**EXTRACTED MATERIAL**

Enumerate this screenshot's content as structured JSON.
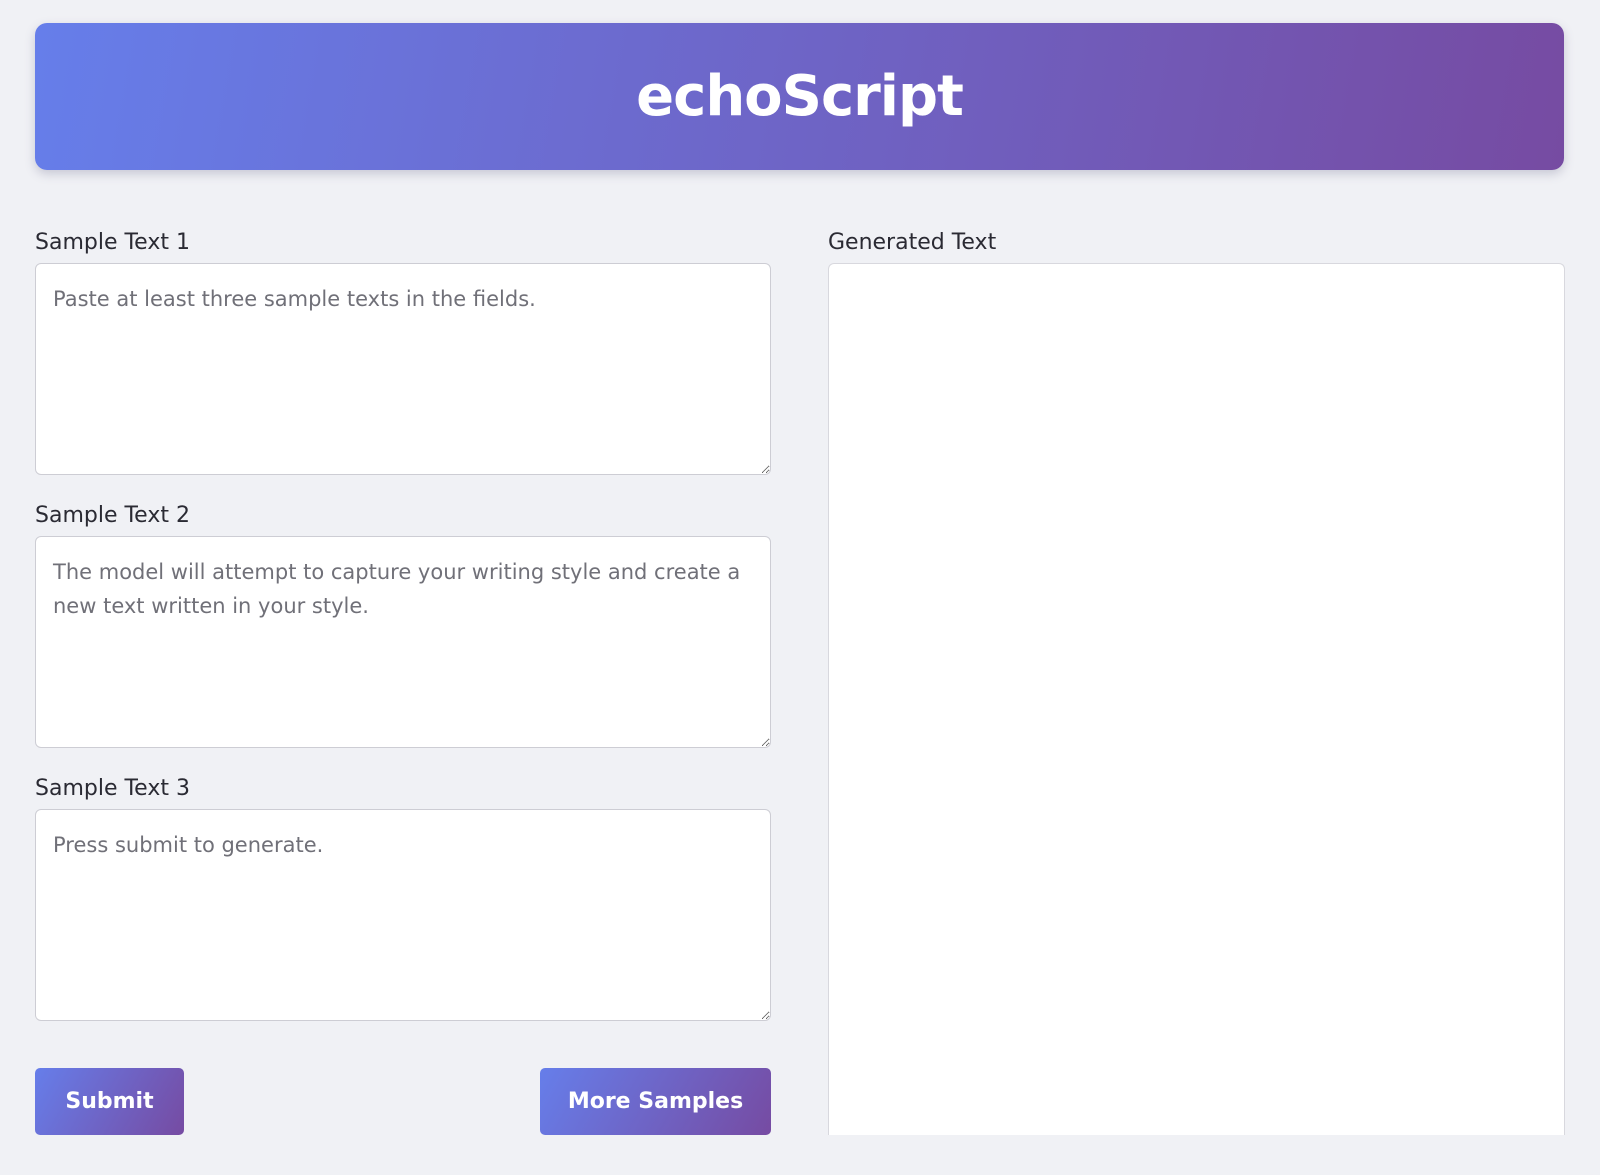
{
  "header": {
    "title": "echoScript"
  },
  "samples": [
    {
      "label": "Sample Text 1",
      "value": "",
      "placeholder": "Paste at least three sample texts in the fields."
    },
    {
      "label": "Sample Text 2",
      "value": "",
      "placeholder": "The model will attempt to capture your writing style and create a new text written in your style."
    },
    {
      "label": "Sample Text 3",
      "value": "",
      "placeholder": "Press submit to generate."
    }
  ],
  "output": {
    "label": "Generated Text",
    "value": ""
  },
  "buttons": {
    "submit_label": "Submit",
    "more_samples_label": "More Samples"
  },
  "colors": {
    "gradient_start": "#667eea",
    "gradient_end": "#764ba2",
    "background": "#f0f1f5"
  }
}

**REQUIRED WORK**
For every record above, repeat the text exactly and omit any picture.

**SOLUTION TO THIS PROBLEM**
Enumerate this screenshot's content as structured JSON.
{
  "header": {
    "title": "echoScript"
  },
  "samples": [
    {
      "label": "Sample Text 1",
      "value": "",
      "placeholder": "Paste at least three sample texts in the fields."
    },
    {
      "label": "Sample Text 2",
      "value": "",
      "placeholder": "The model will attempt to capture your writing style and create a new text written in your style."
    },
    {
      "label": "Sample Text 3",
      "value": "",
      "placeholder": "Press submit to generate."
    }
  ],
  "output": {
    "label": "Generated Text",
    "value": ""
  },
  "buttons": {
    "submit_label": "Submit",
    "more_samples_label": "More Samples"
  },
  "colors": {
    "gradient_start": "#667eea",
    "gradient_end": "#764ba2",
    "background": "#f0f1f5"
  }
}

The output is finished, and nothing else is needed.